Having good partners is also important. Musk knew the company wouldn’t stay alive for long just by selling a couple thousand electric sports cars to rich guys. So he looked to bring in more income by selling battery packs to other automakers. Daimler AG of Germany not only bought Tesla batteries for an electric version of its Smart minicar and for its big Freightliner trucks. It also invested $50 million in the company. Likewise, Toyota teamed up with Tesla to develop the next-generation Rav4 plug-in and invested $50 million in Musk’s company as well.
Tesla has been clever in other ways, too. It sells credits it receives from the state of California for producing zero emissions vehicles to other automakers that aren’t so clean. At up to $35,000 per vehicle, it’s a windfall that has helped keep the company alive, according to Gartner analyst Thilo Koslowski. “At the end of the day, other carmakers are subsidizing Tesla,” Koslowski told the Los Angeles Times.
While true until now, Tesla says those credits will decline as sales spread beyond California and into Europe. In the first quarter, Tesla said credits sold to other automakers amounted to approximately $68 million or 12% of its revenues.
Timing is important, too. While the Tesla Roadster was merely a Lotus retrofitted with an electric powertrain, the mainstream Model S needed a legitimate manufacturing site. As luck would have it, the auto industry was retrenching in 2009. GM had pulled out of a joint venture with Toyota in Fremont, Calif., after filing bankruptcy and the Japanese carmaker, with huge problems of its own, was cutting U.S. production. Musk was able to snag the massive factory, once valued at $1 billion, for a mere $42 million.

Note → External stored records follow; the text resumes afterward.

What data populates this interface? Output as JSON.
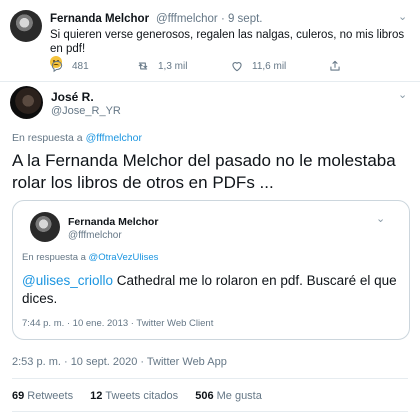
{
  "top_tweet": {
    "name": "Fernanda Melchor",
    "handle_date": "@fffmelchor · 9 sept.",
    "text": "Si quieren verse generosos, regalen las nalgas, culeros, no mis libros en pdf!",
    "actions": {
      "replies": "481",
      "retweets": "1,3 mil",
      "likes": "11,6 mil"
    }
  },
  "main_tweet": {
    "name": "José R.",
    "handle": "@Jose_R_YR",
    "reply_prefix": "En respuesta a",
    "reply_to": "@fffmelchor",
    "text": "A la Fernanda Melchor del pasado no le molestaba rolar los libros de otros en PDFs ...",
    "timestamp": "2:53 p. m. · 10 sept. 2020 · Twitter Web App"
  },
  "quoted_tweet": {
    "name": "Fernanda Melchor",
    "handle": "@fffmelchor",
    "reply_prefix": "En respuesta a",
    "reply_to": "@OtraVezUlises",
    "mention": "@ulises_criollo",
    "text": " Cathedral me lo rolaron en pdf. Buscaré el que dices.",
    "meta": "7:44 p. m. · 10 ene. 2013 · Twitter Web Client"
  },
  "stats": {
    "retweets_count": "69",
    "retweets_label": "Retweets",
    "quotes_count": "12",
    "quotes_label": "Tweets citados",
    "likes_count": "506",
    "likes_label": "Me gusta"
  },
  "colors": {
    "link": "#1b95e0",
    "secondary_text": "#657786",
    "primary_text": "#0f1419",
    "border": "#ccd6dd"
  },
  "icons": [
    "reply-icon",
    "retweet-icon",
    "like-icon",
    "share-icon",
    "chevron-down-icon",
    "weary-face-emoji"
  ]
}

No doubt, it also helps to be incredibly rich. Starting a car company is capital-intensive, which is why history is littered with the failed visions of automobile impresarios like Preston Tucker, John DeLorean and Malcolm Bricklin. Like the current crop of entrepreneurs, they didn’t have the money to keep their start-ups going.
Musk, luckily, is a billionaire. He pocketed roughly $180 million as a cofounder of PayPal, and helped get Tesla off the ground in 2004 with an initial investment of $6.3 million. He put in another $20 million in 2007, and then in fall of 2008, with the company on the verge of collapse as the economy seized to a halt, Musk was virtually broke. He spent his last $20 million trying to keep the company afloat, while living off personal loans from friends.
The $465 million government loan helped, as did Tesla’s initial public offering in 2010, which raised $226 million.
Today, Musk is worth almost $3.8 billion — $1 billion more than Forbes estimated less than three months ago. Tesla stock has surged 40 percent this week alone, following the positive earnings report and the Consumer Reports review.
That’s not to say Tesla is a certified success. While the company doesn’t have any of the pension, healthcare or other legacy costs that burden large entrenched automakers, it still has a lot to prove when it comes to execution, notes J. P. Morgan’s automotive analyst, Ryan Brinkman. “Tesla simply has yet to demonstrate it can produce Model S vehicles at the combination of volume and margin assumed in its business plan,” he wrote in a note to investors. The company has a gross margin target of 25 percent by year end, not counting the income from selling zero-emission credits to other automakers. But in the first quarter, its gross margin, when adjusted for those credits, was just 5.7 percent. That seems like an awfully steep climb.
Musk could well make it happen because unlike those other green car companies, he has things you can’t get from the government: huge skin in the game, passion and talent.
You may read the full article here: http://www.forbes.com/sites/joannmuller/2013/05/11/the-real-reason-tesla...